(Information)

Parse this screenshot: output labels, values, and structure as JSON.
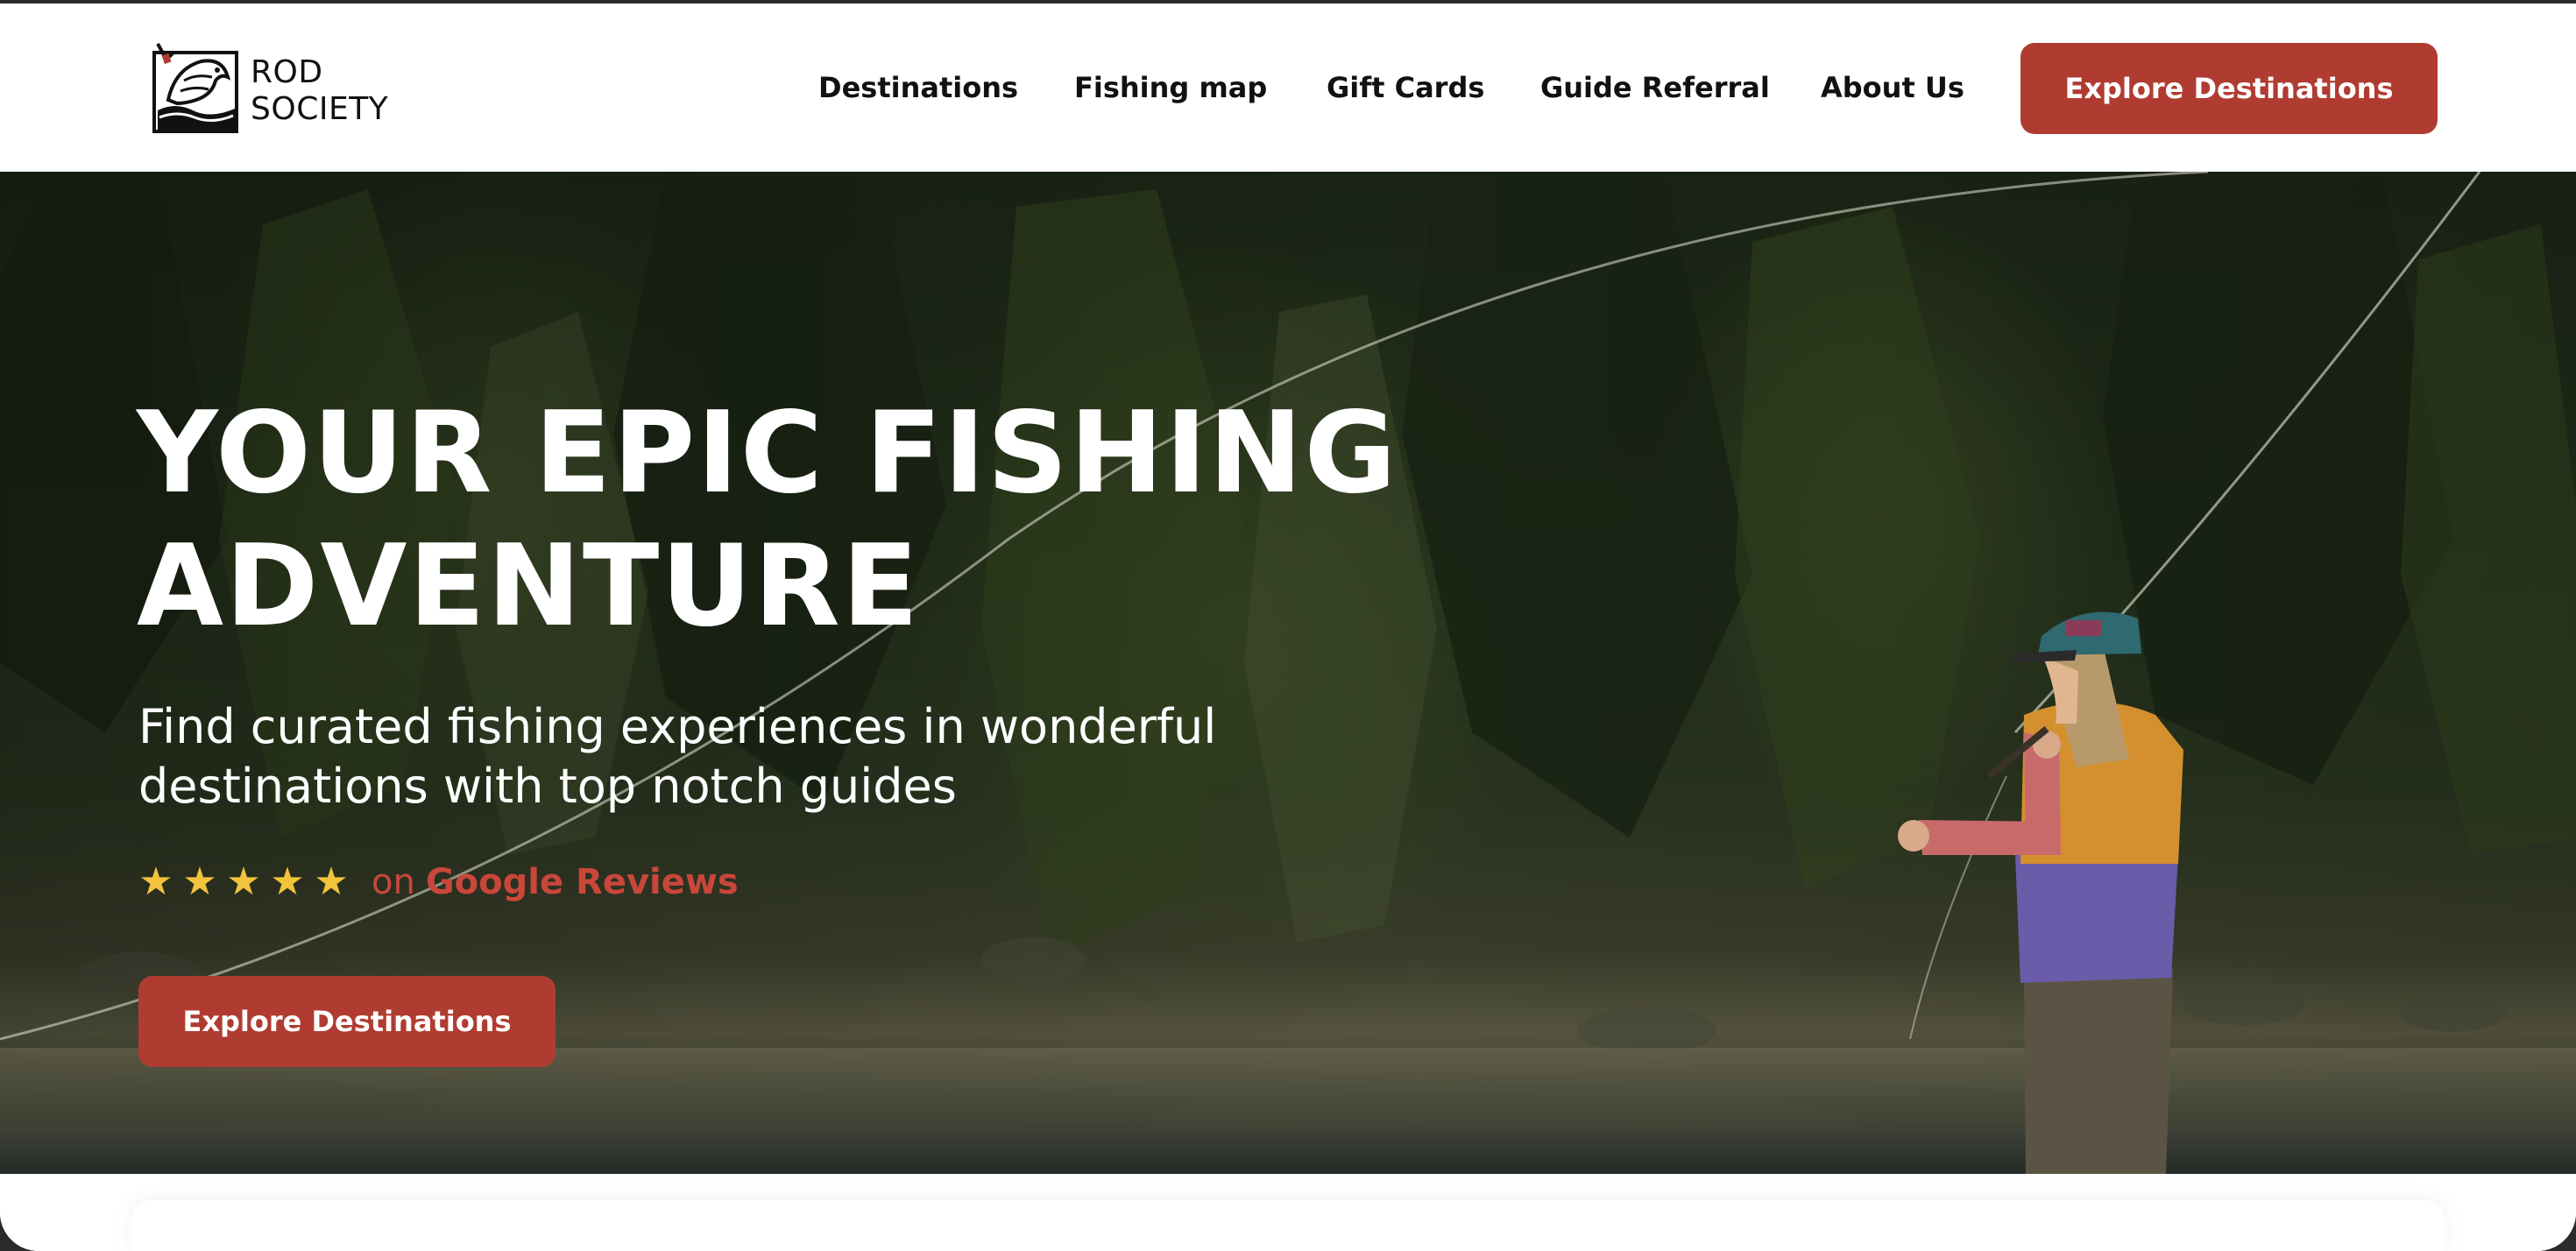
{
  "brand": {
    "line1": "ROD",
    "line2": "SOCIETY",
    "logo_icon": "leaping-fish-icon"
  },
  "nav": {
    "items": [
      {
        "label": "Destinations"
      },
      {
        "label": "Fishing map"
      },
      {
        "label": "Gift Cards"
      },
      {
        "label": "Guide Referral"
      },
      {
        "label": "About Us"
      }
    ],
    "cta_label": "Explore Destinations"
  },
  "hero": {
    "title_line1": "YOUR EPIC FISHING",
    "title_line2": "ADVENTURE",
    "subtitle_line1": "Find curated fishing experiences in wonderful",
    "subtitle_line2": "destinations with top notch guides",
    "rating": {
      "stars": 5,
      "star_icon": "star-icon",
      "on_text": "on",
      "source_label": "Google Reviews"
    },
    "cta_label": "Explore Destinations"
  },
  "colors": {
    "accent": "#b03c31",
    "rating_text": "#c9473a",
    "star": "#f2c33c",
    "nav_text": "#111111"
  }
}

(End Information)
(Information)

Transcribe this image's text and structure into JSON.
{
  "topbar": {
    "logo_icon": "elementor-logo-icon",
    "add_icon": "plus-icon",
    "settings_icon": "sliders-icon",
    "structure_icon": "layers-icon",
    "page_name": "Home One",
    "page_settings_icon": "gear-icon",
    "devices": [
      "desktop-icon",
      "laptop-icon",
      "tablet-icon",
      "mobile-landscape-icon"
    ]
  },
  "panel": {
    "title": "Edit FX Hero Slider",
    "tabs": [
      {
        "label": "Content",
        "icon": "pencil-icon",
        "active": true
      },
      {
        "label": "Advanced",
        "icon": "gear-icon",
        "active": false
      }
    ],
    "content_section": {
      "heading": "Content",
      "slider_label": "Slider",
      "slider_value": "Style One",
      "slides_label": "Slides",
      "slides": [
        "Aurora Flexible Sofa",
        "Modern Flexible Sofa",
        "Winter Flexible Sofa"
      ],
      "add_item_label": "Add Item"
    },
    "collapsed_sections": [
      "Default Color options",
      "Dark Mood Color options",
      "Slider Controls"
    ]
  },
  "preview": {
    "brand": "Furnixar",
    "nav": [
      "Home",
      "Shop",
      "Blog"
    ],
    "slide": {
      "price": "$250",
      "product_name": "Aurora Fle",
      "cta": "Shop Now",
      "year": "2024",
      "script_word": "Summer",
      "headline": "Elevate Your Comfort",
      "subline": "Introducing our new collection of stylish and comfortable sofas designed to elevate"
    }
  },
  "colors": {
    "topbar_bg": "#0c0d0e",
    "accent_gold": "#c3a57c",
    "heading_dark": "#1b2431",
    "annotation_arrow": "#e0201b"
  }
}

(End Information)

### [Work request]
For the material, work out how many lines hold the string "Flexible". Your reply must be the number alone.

### [Reply]
3